Collected data:
++++++++++++++++++++

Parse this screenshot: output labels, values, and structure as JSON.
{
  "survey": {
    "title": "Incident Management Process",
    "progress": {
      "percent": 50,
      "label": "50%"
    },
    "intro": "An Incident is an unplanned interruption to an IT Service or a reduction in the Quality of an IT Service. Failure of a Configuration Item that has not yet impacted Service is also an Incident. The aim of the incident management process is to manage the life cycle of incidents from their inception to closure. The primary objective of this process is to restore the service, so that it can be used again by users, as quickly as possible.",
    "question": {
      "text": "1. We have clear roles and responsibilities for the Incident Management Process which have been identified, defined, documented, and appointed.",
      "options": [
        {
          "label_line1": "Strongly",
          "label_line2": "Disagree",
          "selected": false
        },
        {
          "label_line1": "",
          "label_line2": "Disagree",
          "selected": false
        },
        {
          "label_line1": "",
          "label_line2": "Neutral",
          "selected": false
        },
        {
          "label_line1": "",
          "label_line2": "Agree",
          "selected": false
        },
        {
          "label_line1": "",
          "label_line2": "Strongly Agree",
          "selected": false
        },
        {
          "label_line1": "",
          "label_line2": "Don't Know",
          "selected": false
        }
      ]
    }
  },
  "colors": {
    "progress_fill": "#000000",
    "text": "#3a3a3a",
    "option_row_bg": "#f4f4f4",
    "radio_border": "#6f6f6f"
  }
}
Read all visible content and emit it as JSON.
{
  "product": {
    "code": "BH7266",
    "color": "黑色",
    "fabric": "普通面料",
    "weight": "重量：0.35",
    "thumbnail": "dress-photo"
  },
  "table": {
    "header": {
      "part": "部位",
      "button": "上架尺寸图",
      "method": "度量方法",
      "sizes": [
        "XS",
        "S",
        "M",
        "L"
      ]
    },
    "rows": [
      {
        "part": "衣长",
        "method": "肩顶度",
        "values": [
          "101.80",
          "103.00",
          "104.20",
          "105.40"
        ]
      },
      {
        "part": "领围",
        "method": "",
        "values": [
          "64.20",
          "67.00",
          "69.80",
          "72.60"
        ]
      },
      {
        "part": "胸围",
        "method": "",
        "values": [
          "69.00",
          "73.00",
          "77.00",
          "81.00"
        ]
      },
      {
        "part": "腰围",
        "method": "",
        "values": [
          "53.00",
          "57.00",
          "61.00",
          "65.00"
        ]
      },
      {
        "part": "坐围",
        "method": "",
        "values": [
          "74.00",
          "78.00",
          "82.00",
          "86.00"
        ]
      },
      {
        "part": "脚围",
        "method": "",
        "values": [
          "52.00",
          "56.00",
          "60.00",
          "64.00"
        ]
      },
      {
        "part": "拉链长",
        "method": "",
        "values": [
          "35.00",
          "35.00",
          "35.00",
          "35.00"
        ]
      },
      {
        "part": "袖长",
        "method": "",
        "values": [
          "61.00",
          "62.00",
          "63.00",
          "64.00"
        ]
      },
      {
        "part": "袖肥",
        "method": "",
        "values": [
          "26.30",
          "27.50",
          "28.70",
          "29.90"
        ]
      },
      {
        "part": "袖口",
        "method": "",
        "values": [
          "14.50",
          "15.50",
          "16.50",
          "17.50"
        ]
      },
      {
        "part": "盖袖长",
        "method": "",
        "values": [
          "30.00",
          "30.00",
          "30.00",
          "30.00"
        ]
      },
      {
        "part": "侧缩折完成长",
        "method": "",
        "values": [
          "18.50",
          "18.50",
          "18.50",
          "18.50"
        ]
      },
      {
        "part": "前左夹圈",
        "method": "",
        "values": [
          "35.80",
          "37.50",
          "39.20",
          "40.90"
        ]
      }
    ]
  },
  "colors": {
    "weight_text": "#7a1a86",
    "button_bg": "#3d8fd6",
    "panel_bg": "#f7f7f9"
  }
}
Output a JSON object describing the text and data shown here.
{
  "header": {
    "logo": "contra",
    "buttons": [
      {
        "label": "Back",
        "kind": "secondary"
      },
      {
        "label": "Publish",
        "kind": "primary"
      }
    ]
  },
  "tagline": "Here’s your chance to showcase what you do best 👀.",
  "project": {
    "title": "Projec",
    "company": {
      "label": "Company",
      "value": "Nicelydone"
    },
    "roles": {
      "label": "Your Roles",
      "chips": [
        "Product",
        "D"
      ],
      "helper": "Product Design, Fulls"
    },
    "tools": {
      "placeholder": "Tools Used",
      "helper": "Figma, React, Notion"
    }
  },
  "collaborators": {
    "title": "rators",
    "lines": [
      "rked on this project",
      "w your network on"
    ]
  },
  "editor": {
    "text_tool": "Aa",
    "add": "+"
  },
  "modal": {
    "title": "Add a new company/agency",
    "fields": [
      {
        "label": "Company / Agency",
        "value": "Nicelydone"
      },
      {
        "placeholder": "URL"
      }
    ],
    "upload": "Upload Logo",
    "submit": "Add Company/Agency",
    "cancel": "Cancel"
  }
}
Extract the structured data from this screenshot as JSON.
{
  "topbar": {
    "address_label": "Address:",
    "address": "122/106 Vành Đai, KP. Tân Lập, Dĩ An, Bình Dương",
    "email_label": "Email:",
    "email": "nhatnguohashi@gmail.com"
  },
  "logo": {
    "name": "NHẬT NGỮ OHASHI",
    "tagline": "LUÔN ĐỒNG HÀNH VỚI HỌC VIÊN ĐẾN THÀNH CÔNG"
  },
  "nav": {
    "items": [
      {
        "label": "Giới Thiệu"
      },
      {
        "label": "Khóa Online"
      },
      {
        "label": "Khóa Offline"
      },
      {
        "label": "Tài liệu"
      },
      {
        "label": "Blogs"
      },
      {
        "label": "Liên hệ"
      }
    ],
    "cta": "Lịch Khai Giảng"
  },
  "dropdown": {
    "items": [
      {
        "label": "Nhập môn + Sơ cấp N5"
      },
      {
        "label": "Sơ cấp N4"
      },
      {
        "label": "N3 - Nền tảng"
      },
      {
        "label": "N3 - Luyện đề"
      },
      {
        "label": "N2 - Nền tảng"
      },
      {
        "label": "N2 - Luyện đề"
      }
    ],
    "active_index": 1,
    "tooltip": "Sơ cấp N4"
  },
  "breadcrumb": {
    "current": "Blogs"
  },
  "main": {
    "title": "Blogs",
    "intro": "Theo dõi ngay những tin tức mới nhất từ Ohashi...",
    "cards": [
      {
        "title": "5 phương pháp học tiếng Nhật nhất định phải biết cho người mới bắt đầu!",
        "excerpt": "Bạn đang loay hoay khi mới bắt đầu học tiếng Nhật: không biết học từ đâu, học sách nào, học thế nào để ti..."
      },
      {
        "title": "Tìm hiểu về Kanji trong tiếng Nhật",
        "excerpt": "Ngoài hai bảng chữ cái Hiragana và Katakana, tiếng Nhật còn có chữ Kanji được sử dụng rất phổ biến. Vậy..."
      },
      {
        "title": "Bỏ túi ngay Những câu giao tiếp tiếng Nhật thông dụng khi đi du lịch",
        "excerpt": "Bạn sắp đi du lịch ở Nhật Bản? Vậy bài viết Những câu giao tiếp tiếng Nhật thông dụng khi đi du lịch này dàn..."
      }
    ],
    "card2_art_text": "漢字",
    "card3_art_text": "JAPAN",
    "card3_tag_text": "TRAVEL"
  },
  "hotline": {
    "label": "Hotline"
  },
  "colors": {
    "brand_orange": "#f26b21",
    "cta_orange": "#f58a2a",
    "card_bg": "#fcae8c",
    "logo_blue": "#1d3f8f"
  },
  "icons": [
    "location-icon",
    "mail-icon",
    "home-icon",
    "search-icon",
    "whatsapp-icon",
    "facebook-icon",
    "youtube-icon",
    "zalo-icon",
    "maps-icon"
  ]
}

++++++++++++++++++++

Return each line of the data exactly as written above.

Parse this screenshot: output labels, values, and structure as JSON.
{
  "survey": {
    "title": "Incident Management Process",
    "progress": {
      "percent": 50,
      "label": "50%"
    },
    "intro": "An Incident is an unplanned interruption to an IT Service or a reduction in the Quality of an IT Service. Failure of a Configuration Item that has not yet impacted Service is also an Incident. The aim of the incident management process is to manage the life cycle of incidents from their inception to closure. The primary objective of this process is to restore the service, so that it can be used again by users, as quickly as possible.",
    "question": {
      "text": "1. We have clear roles and responsibilities for the Incident Management Process which have been identified, defined, documented, and appointed.",
      "options": [
        {
          "label_line1": "Strongly",
          "label_line2": "Disagree",
          "selected": false
        },
        {
          "label_line1": "",
          "label_line2": "Disagree",
          "selected": false
        },
        {
          "label_line1": "",
          "label_line2": "Neutral",
          "selected": false
        },
        {
          "label_line1": "",
          "label_line2": "Agree",
          "selected": false
        },
        {
          "label_line1": "",
          "label_line2": "Strongly Agree",
          "selected": false
        },
        {
          "label_line1": "",
          "label_line2": "Don't Know",
          "selected": false
        }
      ]
    }
  },
  "colors": {
    "progress_fill": "#000000",
    "text": "#3a3a3a",
    "option_row_bg": "#f4f4f4",
    "radio_border": "#6f6f6f"
  }
}
Read all visible content and emit it as JSON.
{
  "product": {
    "code": "BH7266",
    "color": "黑色",
    "fabric": "普通面料",
    "weight": "重量：0.35",
    "thumbnail": "dress-photo"
  },
  "table": {
    "header": {
      "part": "部位",
      "button": "上架尺寸图",
      "method": "度量方法",
      "sizes": [
        "XS",
        "S",
        "M",
        "L"
      ]
    },
    "rows": [
      {
        "part": "衣长",
        "method": "肩顶度",
        "values": [
          "101.80",
          "103.00",
          "104.20",
          "105.40"
        ]
      },
      {
        "part": "领围",
        "method": "",
        "values": [
          "64.20",
          "67.00",
          "69.80",
          "72.60"
        ]
      },
      {
        "part": "胸围",
        "method": "",
        "values": [
          "69.00",
          "73.00",
          "77.00",
          "81.00"
        ]
      },
      {
        "part": "腰围",
        "method": "",
        "values": [
          "53.00",
          "57.00",
          "61.00",
          "65.00"
        ]
      },
      {
        "part": "坐围",
        "method": "",
        "values": [
          "74.00",
          "78.00",
          "82.00",
          "86.00"
        ]
      },
      {
        "part": "脚围",
        "method": "",
        "values": [
          "52.00",
          "56.00",
          "60.00",
          "64.00"
        ]
      },
      {
        "part": "拉链长",
        "method": "",
        "values": [
          "35.00",
          "35.00",
          "35.00",
          "35.00"
        ]
      },
      {
        "part": "袖长",
        "method": "",
        "values": [
          "61.00",
          "62.00",
          "63.00",
          "64.00"
        ]
      },
      {
        "part": "袖肥",
        "method": "",
        "values": [
          "26.30",
          "27.50",
          "28.70",
          "29.90"
        ]
      },
      {
        "part": "袖口",
        "method": "",
        "values": [
          "14.50",
          "15.50",
          "16.50",
          "17.50"
        ]
      },
      {
        "part": "盖袖长",
        "method": "",
        "values": [
          "30.00",
          "30.00",
          "30.00",
          "30.00"
        ]
      },
      {
        "part": "侧缩折完成长",
        "method": "",
        "values": [
          "18.50",
          "18.50",
          "18.50",
          "18.50"
        ]
      },
      {
        "part": "前左夹圈",
        "method": "",
        "values": [
          "35.80",
          "37.50",
          "39.20",
          "40.90"
        ]
      }
    ]
  },
  "colors": {
    "weight_text": "#7a1a86",
    "button_bg": "#3d8fd6",
    "panel_bg": "#f7f7f9"
  }
}
Output a JSON object describing the text and data shown here.
{
  "header": {
    "logo": "contra",
    "buttons": [
      {
        "label": "Back",
        "kind": "secondary"
      },
      {
        "label": "Publish",
        "kind": "primary"
      }
    ]
  },
  "tagline": "Here’s your chance to showcase what you do best 👀.",
  "project": {
    "title": "Projec",
    "company": {
      "label": "Company",
      "value": "Nicelydone"
    },
    "roles": {
      "label": "Your Roles",
      "chips": [
        "Product",
        "D"
      ],
      "helper": "Product Design, Fulls"
    },
    "tools": {
      "placeholder": "Tools Used",
      "helper": "Figma, React, Notion"
    }
  },
  "collaborators": {
    "title": "rators",
    "lines": [
      "rked on this project",
      "w your network on"
    ]
  },
  "editor": {
    "text_tool": "Aa",
    "add": "+"
  },
  "modal": {
    "title": "Add a new company/agency",
    "fields": [
      {
        "label": "Company / Agency",
        "value": "Nicelydone"
      },
      {
        "placeholder": "URL"
      }
    ],
    "upload": "Upload Logo",
    "submit": "Add Company/Agency",
    "cancel": "Cancel"
  }
}
Extract the structured data from this screenshot as JSON.
{
  "topbar": {
    "address_label": "Address:",
    "address": "122/106 Vành Đai, KP. Tân Lập, Dĩ An, Bình Dương",
    "email_label": "Email:",
    "email": "nhatnguohashi@gmail.com"
  },
  "logo": {
    "name": "NHẬT NGỮ OHASHI",
    "tagline": "LUÔN ĐỒNG HÀNH VỚI HỌC VIÊN ĐẾN THÀNH CÔNG"
  },
  "nav": {
    "items": [
      {
        "label": "Giới Thiệu"
      },
      {
        "label": "Khóa Online"
      },
      {
        "label": "Khóa Offline"
      },
      {
        "label": "Tài liệu"
      },
      {
        "label": "Blogs"
      },
      {
        "label": "Liên hệ"
      }
    ],
    "cta": "Lịch Khai Giảng"
  },
  "dropdown": {
    "items": [
      {
        "label": "Nhập môn + Sơ cấp N5"
      },
      {
        "label": "Sơ cấp N4"
      },
      {
        "label": "N3 - Nền tảng"
      },
      {
        "label": "N3 - Luyện đề"
      },
      {
        "label": "N2 - Nền tảng"
      },
      {
        "label": "N2 - Luyện đề"
      }
    ],
    "active_index": 1,
    "tooltip": "Sơ cấp N4"
  },
  "breadcrumb": {
    "current": "Blogs"
  },
  "main": {
    "title": "Blogs",
    "intro": "Theo dõi ngay những tin tức mới nhất từ Ohashi...",
    "cards": [
      {
        "title": "5 phương pháp học tiếng Nhật nhất định phải biết cho người mới bắt đầu!",
        "excerpt": "Bạn đang loay hoay khi mới bắt đầu học tiếng Nhật: không biết học từ đâu, học sách nào, học thế nào để ti..."
      },
      {
        "title": "Tìm hiểu về Kanji trong tiếng Nhật",
        "excerpt": "Ngoài hai bảng chữ cái Hiragana và Katakana, tiếng Nhật còn có chữ Kanji được sử dụng rất phổ biến. Vậy..."
      },
      {
        "title": "Bỏ túi ngay Những câu giao tiếp tiếng Nhật thông dụng khi đi du lịch",
        "excerpt": "Bạn sắp đi du lịch ở Nhật Bản? Vậy bài viết Những câu giao tiếp tiếng Nhật thông dụng khi đi du lịch này dàn..."
      }
    ],
    "card2_art_text": "漢字",
    "card3_art_text": "JAPAN",
    "card3_tag_text": "TRAVEL"
  },
  "hotline": {
    "label": "Hotline"
  },
  "colors": {
    "brand_orange": "#f26b21",
    "cta_orange": "#f58a2a",
    "card_bg": "#fcae8c",
    "logo_blue": "#1d3f8f"
  },
  "icons": [
    "location-icon",
    "mail-icon",
    "home-icon",
    "search-icon",
    "whatsapp-icon",
    "facebook-icon",
    "youtube-icon",
    "zalo-icon",
    "maps-icon"
  ]
}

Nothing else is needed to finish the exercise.